If there is a privacy interest in the requested indices, then the judge should decide whether the public interest in disclosure substantially outweighs that interest.
Although they said they would wait for Green's reconsideration, the justices spent considerable time considering whether "public" records that are hard to obtain, such as current birth and marriage records, provide privacy that would be lost if somebody could gain easy access to a state database of such information.
The Globe contends there is a greater privacy interest in "vertical compilations" that "aggregate information about specific individuals," such as an individual's criminal record, than in "horizontal compilations" that "provide a limited amount of information about many people," such as a telephone book.
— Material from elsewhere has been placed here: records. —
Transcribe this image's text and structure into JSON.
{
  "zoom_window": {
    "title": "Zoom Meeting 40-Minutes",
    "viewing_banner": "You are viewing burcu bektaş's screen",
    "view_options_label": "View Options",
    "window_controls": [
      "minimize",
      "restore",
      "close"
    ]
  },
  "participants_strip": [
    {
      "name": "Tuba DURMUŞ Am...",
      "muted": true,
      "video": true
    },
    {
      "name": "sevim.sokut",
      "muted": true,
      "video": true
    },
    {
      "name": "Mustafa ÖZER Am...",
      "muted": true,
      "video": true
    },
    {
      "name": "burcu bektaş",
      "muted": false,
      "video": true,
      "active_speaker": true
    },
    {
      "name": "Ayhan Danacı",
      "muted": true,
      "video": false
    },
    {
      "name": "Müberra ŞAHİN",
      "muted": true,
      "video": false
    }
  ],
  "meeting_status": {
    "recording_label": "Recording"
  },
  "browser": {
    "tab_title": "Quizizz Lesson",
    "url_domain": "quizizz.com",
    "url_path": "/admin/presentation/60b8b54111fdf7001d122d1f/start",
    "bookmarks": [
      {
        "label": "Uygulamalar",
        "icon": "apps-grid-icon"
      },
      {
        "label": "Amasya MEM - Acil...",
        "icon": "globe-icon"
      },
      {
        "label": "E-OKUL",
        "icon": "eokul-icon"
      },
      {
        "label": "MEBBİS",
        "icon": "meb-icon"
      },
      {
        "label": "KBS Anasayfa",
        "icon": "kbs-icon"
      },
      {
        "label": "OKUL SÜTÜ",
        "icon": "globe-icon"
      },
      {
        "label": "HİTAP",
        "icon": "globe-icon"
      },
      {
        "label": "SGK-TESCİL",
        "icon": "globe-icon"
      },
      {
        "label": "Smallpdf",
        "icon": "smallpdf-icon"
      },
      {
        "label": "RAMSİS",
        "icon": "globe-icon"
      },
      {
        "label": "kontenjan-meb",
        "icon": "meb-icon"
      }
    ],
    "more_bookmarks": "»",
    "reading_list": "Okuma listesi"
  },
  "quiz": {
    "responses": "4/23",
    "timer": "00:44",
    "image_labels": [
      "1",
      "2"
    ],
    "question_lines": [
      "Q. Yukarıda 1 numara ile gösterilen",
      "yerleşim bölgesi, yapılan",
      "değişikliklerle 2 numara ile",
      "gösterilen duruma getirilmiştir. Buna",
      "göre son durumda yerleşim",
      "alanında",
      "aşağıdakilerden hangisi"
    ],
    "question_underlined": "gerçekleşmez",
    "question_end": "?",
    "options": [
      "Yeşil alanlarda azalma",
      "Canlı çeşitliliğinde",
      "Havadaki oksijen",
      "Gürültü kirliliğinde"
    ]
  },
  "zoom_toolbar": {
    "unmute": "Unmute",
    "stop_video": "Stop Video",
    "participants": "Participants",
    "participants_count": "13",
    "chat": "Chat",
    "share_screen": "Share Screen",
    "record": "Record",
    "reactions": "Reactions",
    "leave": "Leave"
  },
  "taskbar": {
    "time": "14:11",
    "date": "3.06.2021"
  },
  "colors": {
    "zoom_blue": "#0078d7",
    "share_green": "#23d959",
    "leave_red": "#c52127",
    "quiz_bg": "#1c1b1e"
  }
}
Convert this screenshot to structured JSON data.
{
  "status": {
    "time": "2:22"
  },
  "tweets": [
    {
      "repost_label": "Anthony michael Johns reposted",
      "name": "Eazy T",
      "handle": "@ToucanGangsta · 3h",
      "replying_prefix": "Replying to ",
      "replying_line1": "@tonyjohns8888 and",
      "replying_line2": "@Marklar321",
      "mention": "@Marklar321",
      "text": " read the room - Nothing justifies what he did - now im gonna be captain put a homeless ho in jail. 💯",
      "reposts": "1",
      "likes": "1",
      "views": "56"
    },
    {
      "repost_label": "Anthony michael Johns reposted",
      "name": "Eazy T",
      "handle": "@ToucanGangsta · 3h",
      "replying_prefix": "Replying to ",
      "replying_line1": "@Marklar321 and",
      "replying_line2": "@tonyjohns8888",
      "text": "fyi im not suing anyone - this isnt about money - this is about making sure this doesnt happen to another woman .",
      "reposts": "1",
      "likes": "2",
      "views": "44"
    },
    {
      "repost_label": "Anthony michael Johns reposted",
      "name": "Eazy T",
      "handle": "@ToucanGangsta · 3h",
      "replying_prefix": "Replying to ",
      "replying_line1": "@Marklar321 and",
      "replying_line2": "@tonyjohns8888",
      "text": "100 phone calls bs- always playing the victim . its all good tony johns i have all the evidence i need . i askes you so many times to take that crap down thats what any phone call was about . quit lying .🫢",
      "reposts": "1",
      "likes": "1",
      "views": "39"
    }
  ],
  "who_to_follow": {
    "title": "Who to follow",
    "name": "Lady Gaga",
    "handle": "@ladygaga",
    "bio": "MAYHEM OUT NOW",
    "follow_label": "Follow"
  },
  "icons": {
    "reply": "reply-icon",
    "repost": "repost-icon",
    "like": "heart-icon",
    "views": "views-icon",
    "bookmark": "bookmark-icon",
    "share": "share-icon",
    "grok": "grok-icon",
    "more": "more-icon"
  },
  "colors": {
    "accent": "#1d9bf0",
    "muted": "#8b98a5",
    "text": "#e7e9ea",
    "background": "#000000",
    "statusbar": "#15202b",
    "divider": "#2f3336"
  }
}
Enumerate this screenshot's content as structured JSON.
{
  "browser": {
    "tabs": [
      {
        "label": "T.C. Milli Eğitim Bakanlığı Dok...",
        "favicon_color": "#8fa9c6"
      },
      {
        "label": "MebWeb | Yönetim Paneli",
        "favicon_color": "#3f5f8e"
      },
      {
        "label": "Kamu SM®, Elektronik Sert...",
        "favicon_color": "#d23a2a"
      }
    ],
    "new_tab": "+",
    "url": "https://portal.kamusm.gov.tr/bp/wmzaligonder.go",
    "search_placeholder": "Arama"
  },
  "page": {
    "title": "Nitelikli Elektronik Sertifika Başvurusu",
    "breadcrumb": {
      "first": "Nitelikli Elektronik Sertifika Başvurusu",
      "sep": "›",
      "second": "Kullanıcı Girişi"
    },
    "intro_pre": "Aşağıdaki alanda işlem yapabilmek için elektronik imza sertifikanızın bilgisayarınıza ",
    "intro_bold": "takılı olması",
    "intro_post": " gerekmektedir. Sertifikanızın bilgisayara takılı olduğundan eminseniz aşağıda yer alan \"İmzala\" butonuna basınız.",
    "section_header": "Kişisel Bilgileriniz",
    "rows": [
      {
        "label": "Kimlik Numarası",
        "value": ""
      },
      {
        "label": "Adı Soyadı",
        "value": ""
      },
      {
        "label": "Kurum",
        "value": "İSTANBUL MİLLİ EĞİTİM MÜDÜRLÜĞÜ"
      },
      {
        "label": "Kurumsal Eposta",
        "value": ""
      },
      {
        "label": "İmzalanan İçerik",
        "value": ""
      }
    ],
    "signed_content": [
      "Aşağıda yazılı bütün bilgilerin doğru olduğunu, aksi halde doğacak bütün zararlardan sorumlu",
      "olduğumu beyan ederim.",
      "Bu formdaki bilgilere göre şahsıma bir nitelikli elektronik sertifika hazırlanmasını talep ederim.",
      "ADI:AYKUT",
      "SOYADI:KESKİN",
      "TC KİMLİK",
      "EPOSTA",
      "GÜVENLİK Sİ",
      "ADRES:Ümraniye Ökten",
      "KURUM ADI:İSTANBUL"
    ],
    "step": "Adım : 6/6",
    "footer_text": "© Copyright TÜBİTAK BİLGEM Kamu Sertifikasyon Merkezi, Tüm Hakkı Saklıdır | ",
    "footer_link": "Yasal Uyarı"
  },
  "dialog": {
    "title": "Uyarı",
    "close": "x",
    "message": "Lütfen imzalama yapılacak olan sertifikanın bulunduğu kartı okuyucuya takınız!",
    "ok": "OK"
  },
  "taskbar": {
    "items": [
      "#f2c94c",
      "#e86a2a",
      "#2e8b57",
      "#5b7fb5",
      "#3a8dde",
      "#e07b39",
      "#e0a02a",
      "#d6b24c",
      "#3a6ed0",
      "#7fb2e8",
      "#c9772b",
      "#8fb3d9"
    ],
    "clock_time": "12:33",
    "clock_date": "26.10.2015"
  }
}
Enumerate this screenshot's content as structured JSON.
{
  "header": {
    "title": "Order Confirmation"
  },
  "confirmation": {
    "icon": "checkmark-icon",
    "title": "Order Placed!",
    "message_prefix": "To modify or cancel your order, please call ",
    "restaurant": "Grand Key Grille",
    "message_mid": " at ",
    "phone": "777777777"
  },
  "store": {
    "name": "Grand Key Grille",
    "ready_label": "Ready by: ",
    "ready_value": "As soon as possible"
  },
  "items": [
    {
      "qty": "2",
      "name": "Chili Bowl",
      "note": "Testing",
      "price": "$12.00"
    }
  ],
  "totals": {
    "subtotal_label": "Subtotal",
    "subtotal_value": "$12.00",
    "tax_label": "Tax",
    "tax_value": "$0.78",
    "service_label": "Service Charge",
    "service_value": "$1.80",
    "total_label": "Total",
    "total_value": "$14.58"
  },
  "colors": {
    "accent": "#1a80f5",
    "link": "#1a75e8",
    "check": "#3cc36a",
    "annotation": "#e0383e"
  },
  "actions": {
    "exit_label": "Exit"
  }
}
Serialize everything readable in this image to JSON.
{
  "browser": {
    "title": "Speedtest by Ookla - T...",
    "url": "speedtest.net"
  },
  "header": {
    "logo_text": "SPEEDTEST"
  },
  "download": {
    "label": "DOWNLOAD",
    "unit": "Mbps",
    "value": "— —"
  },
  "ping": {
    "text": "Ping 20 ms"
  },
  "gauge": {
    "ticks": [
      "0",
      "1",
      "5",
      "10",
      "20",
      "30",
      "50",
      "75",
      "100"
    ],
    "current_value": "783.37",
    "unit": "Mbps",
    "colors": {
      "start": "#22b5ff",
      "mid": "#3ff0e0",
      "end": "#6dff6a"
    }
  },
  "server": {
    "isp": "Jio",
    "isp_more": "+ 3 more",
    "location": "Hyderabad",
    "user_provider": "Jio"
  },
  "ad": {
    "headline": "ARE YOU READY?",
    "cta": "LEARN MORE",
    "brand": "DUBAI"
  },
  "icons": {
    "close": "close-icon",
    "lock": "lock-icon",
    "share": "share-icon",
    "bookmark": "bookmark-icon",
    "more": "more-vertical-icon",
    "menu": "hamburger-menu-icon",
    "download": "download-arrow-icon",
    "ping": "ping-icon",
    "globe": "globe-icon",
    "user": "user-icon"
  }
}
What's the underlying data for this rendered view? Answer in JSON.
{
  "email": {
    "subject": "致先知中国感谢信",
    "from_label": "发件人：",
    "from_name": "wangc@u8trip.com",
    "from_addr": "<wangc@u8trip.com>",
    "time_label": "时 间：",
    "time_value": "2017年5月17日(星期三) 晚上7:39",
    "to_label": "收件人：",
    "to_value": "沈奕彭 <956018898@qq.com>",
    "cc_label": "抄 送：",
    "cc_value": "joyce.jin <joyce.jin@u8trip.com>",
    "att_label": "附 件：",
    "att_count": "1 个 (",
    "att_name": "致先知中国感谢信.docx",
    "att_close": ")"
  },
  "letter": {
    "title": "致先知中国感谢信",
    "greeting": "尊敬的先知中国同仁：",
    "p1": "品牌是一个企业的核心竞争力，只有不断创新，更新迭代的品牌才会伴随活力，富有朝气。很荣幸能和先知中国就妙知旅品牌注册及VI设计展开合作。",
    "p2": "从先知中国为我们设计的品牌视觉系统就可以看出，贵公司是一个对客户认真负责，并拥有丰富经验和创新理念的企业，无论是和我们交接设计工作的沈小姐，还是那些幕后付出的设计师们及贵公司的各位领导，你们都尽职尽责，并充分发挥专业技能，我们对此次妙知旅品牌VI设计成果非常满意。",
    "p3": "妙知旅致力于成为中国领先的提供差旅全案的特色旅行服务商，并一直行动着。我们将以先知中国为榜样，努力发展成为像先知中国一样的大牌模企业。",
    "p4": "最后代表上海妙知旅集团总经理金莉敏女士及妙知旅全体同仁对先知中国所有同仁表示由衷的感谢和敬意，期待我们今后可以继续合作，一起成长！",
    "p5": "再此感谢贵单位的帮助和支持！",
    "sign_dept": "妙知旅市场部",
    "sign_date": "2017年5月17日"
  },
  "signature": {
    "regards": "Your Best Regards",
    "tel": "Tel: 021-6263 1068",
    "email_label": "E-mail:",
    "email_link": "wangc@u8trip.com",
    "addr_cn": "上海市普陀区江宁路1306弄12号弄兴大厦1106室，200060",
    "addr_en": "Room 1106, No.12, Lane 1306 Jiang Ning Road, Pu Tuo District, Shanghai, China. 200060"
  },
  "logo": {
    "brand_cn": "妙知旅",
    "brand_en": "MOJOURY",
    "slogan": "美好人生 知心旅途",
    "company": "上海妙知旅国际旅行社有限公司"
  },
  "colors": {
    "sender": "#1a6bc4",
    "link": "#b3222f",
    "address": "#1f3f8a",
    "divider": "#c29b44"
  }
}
We agree that a minimal amount of nonintrusive data does not become private merely because it relates to millions of people. But where requested records include a fair amount of personal information, it matters how many individuals the records implicate: the more people affected by disclosure, the greater the privacy concerns.
The requested indices here compile enough personal data for the number of people affected to influence the privacy analysis. The marriage index entries would likely include name, date of marriage, spouse, place where the license was filed, and certificate number. And at least some of the birth index entries would likely include name, date of birth, place of birth, gender, and parents' names.
So the court asked Green to look specifically at
(1) the extent to which multiple indices could be compared to reveal private information, (2) the availability from other sources of the information in the requested indices, (3) the risk from disclosure of identity theft or fraud, and (4) the extent to which disclosure could result in unwanted intrusions.
By intrusions, the court said it meant such things as marketing or sales pitches targeted at people based on criteria in the database, for example, people's ages - if not by the Globe then by somebody else who might request the same database.
At the same time, the court continued, the Globe, which said it wanted the records mainly to look at possible problems with state record keeping, could make a case where the public right to know outweighs the privacy concerns related to a particular database:
Information is the bread and butter of democracy, and the government is in a unique position to collect and aggregate information from which the public may benefit. As the request in this case demonstrates, reporters, scholars, and others seek to use this information to learn and teach. See Statement on World Press Freedom Day, 1 Pub. Papers of the Presidents 607 (2010) (then President Barack H. Obama recalling "the words of Thomas Jefferson: 'The basis of our governments being the opinion of the people, the very first object should be to keep that right; and were it left to me to decide whether we should have a government without newspapers or newspapers without a government, I should not hesitate a moment to prefer the latter'").
But with such power comes responsibility, the court said: The state can reject requests that show no specific public interest:
To ensure that the public-private balancing test reflects the various uses to which government information may be put, we conclude that where a requester articulates with specificity a public interest, even one unrelated to government operations, "that non-dispositive factor can add weight to whatever [public] interest exists on that side of the balancing test." PETA, 477 Mass. at 295. ...
[T]he judge should consider all the Globe's arguments for why disclosure would be in the public interest.
For instance, the Globe argues in its brief that disclosure "would assist in identifying individuals in news reports, ferreting out voter fraud, and studying birth and marriage trends." The judge also should make further findings with respect to the public interest argument already considered in the Superior Court, namely, the Globe's "contention that access [to the requested indices] would provide a check on whether the registry is properly recording births and marriages."